Does it hold up? Is it a good controller?
In other words, does it really feel like a Gamecube gamepad?
Well, in my experience, it does. The materials feel a bit cheap and light (and they have to be if you consider its price) but the controller is otherwise comfortable to hold. It feels just like gripping a Gamecube gamepad that went on a diet.
I didn't notice any input lag when I pressed the buttons. The triggers are sensitive enough, the D-pad worked and the sticks were responsive.
Everything worked exactly as I expected, which is the basic quality that you are looking for when you use a controller. The only thing that disappointed me was the lack of rumble, but then again, that´s not a deal-breaker in my opinion.
However, some people have reported problems.

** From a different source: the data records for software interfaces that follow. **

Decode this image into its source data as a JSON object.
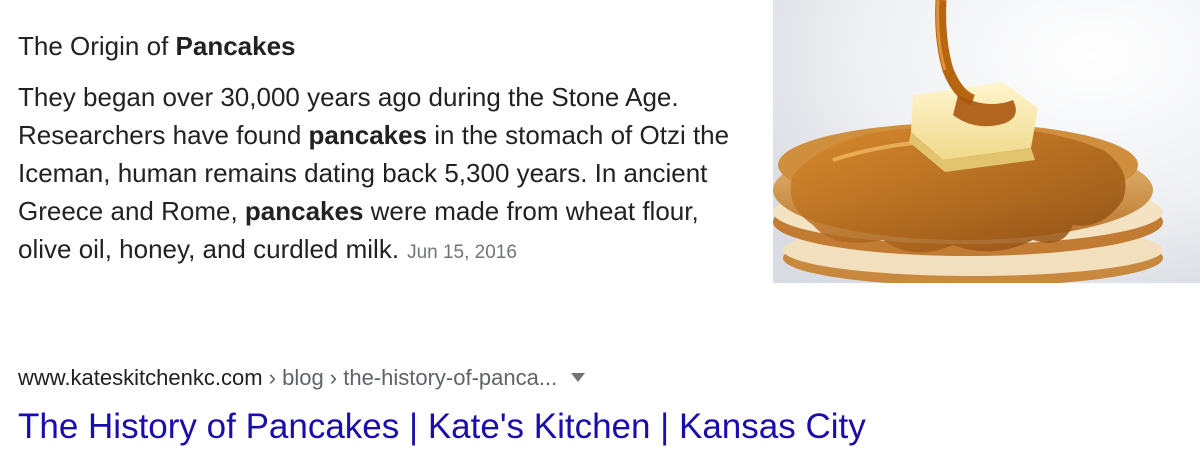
{
  "snippet": {
    "heading_prefix": "The Origin of ",
    "heading_bold": "Pancakes",
    "text": {
      "part1": "They began over 30,000 years ago during the Stone Age. Researchers have found ",
      "bold1": "pancakes",
      "part2": " in the stomach of Otzi the Iceman, human remains dating back 5,300 years. In ancient Greece and Rome, ",
      "bold2": "pancakes",
      "part3": " were made from wheat flour, olive oil, honey, and curdled milk."
    },
    "date": "Jun 15, 2016"
  },
  "image": {
    "subject": "pancake-stack-with-syrup-and-butter"
  },
  "result": {
    "domain": "www.kateskitchenkc.com",
    "breadcrumb": " › blog › the-history-of-panca...",
    "title": "The History of Pancakes | Kate's Kitchen | Kansas City"
  },
  "colors": {
    "link": "#1a0dab",
    "text": "#222222",
    "muted": "#70757a"
  }
}
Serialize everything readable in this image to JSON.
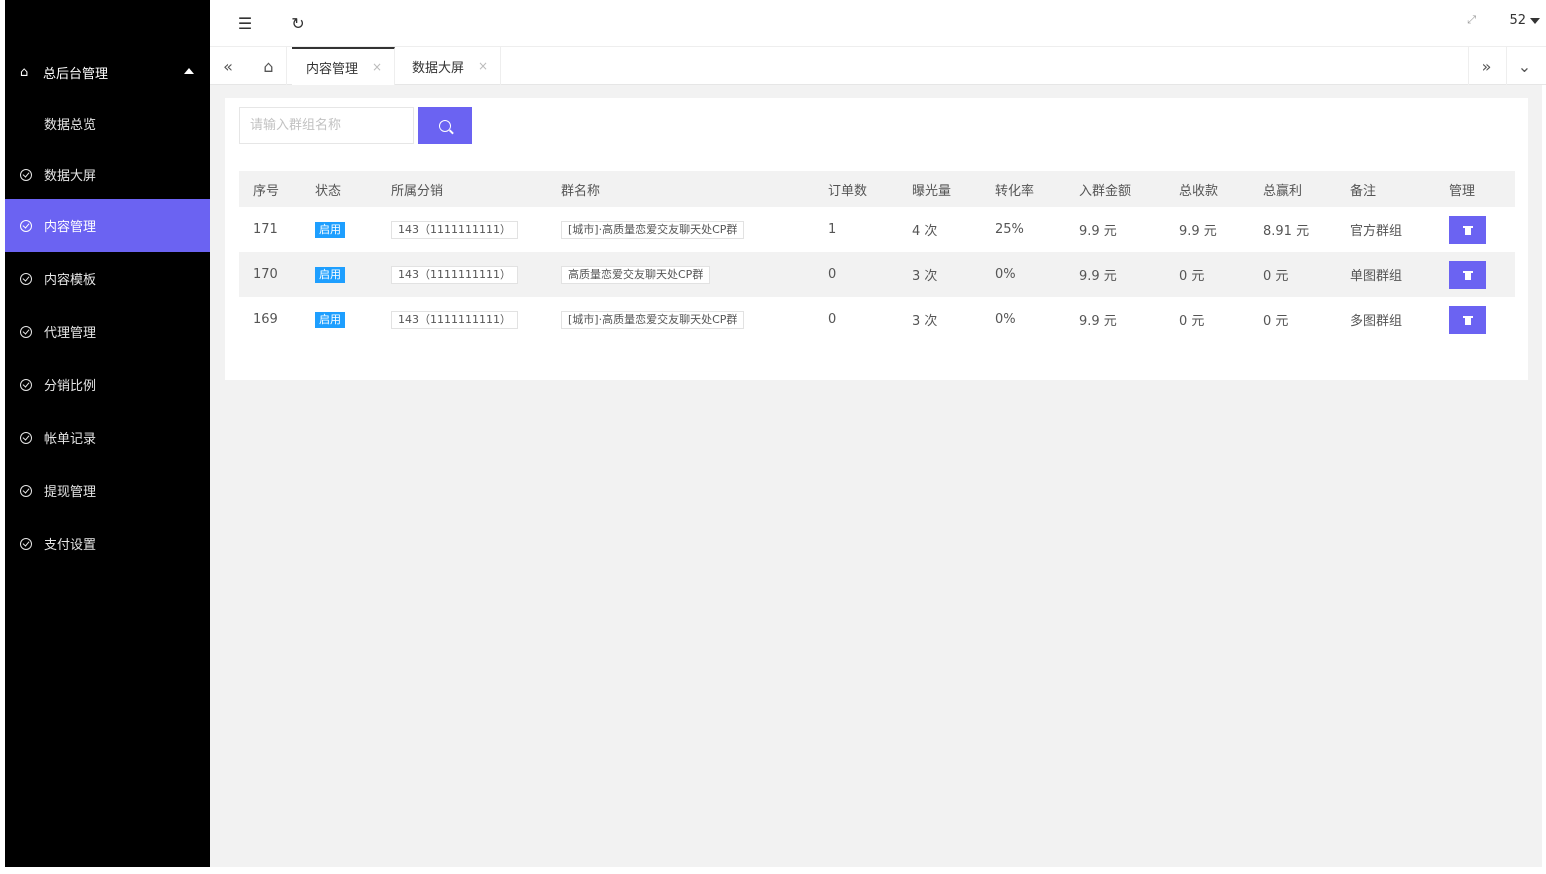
{
  "sidebar": {
    "group": {
      "label": "总后台管理",
      "sub_items": [
        "数据总览"
      ]
    },
    "items": [
      {
        "label": "数据大屏"
      },
      {
        "label": "内容管理",
        "active": true
      },
      {
        "label": "内容模板"
      },
      {
        "label": "代理管理"
      },
      {
        "label": "分销比例"
      },
      {
        "label": "帐单记录"
      },
      {
        "label": "提现管理"
      },
      {
        "label": "支付设置"
      }
    ]
  },
  "header": {
    "menu_icon": "indent-icon",
    "refresh_icon": "refresh-icon",
    "fullscreen_icon": "fullscreen-icon",
    "user_label": "52"
  },
  "tabs": [
    {
      "label": "内容管理",
      "active": true
    },
    {
      "label": "数据大屏",
      "active": false
    }
  ],
  "search": {
    "placeholder": "请输入群组名称"
  },
  "table": {
    "columns": [
      "序号",
      "状态",
      "所属分销",
      "群名称",
      "订单数",
      "曝光量",
      "转化率",
      "入群金额",
      "总收款",
      "总赢利",
      "备注",
      "管理"
    ],
    "rows": [
      {
        "id": "171",
        "status": "启用",
        "distributor": "143（1111111111）",
        "group_name": "[城市]·高质量恋爱交友聊天处CP群",
        "orders": "1",
        "exposure": "4 次",
        "conversion": "25%",
        "amount": "9.9 元",
        "total_income": "9.9 元",
        "total_profit": "8.91 元",
        "note": "官方群组"
      },
      {
        "id": "170",
        "status": "启用",
        "distributor": "143（1111111111）",
        "group_name": "高质量恋爱交友聊天处CP群",
        "orders": "0",
        "exposure": "3 次",
        "conversion": "0%",
        "amount": "9.9 元",
        "total_income": "0 元",
        "total_profit": "0 元",
        "note": "单图群组"
      },
      {
        "id": "169",
        "status": "启用",
        "distributor": "143（1111111111）",
        "group_name": "[城市]·高质量恋爱交友聊天处CP群",
        "orders": "0",
        "exposure": "3 次",
        "conversion": "0%",
        "amount": "9.9 元",
        "total_income": "0 元",
        "total_profit": "0 元",
        "note": "多图群组"
      }
    ]
  },
  "colors": {
    "accent": "#6b63f2",
    "sidebar_bg": "#000000",
    "badge": "#1e9fff"
  }
}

In fact, if you look at the reviews of these controllers, you will notice that it has a lot 5 stars and 1 star, with few opinions in-between.
So, what are the complaints that make some people hate this controller?
What are its drawbacks?
Remember when I said that this controller was made of cheap materials? Well, the thing about that, is that it makes it relatively fragile. It is not uncommon for this controller to break down, or for some of it´s buttons and sticks to malfunction.
It requires careful handling in that regard. And if the deliveryman was rough handling its box, then you might be out of luck before you even open it.
Another problem is that some people report is that their thumbstick drift. Yup, the same old problem that plagues the Joy-Con can happen to this controller. If it does, your stick will constantly move on its own towards a random direction.
Now, drifting is not the end of the word. As we reported previously, it is mainly caused by little pieces of junk and dirt getting stuck under the flaps of the analog sticks.
To fix it, you can try our solution as well. Lift the flap of the thumbstick and wipe away any dirt underneath it with a Q-tip or a similar tool. This method is not guaranteed to work, but it just might save you the repair costs.
This all means that if you are lucky, you will have a perfectly functional and cheap Gamecube controller. If you are unlucky, you might be stuck with a malfunctioning piece of plastic.
Personally, I think the odds of this controller failing are pretty low, but nonetheless, it´s a danger to keep in mind.
So, is the Power A Wired Gamecube Controller a good purchase? If you want something that will emulate the look and feel of the classic Gamecube controller, then yeah it is. It does the job just right, and your hands will feel at home when you hold it.
This controller excels at playing Smash Bros, either Ultimate on the Switch, or Melee with an emulator on the PC. It´s good for older games of that generation, as it was made for them.
However, when compared to the Pro Controller or the Xbox Controller, it falls short. It just doesn't have the features and sensibilities that a modern controller requires. You can still use it to play the current generation games, but it will not be as good.
The controller itself is quite cheap, but it comes at the expense of its materials, as they make it quite light and fragile. If you mishandle it, it can break with relative ease.
In short, it´s a good Gamecube gamepad imitation, but only an OK modern controller. It works for the PC, so it´s an excellent choice if you have an emulator and are feeling nostalgic.
Of course, PowerA is not the only company that makes modern GameCube controllers. You can find the rest of these imitations from other companies on our page about Switch controllers, over here. And we have a guide going into how to use Gamecube controllers with your Switch and PC here.
And of course, if you want one of these controllers, you probably want to play Smash Ultimate Online. If you do, make sure to buy an ethernet adapter, as wi-fi play is notoriously janky.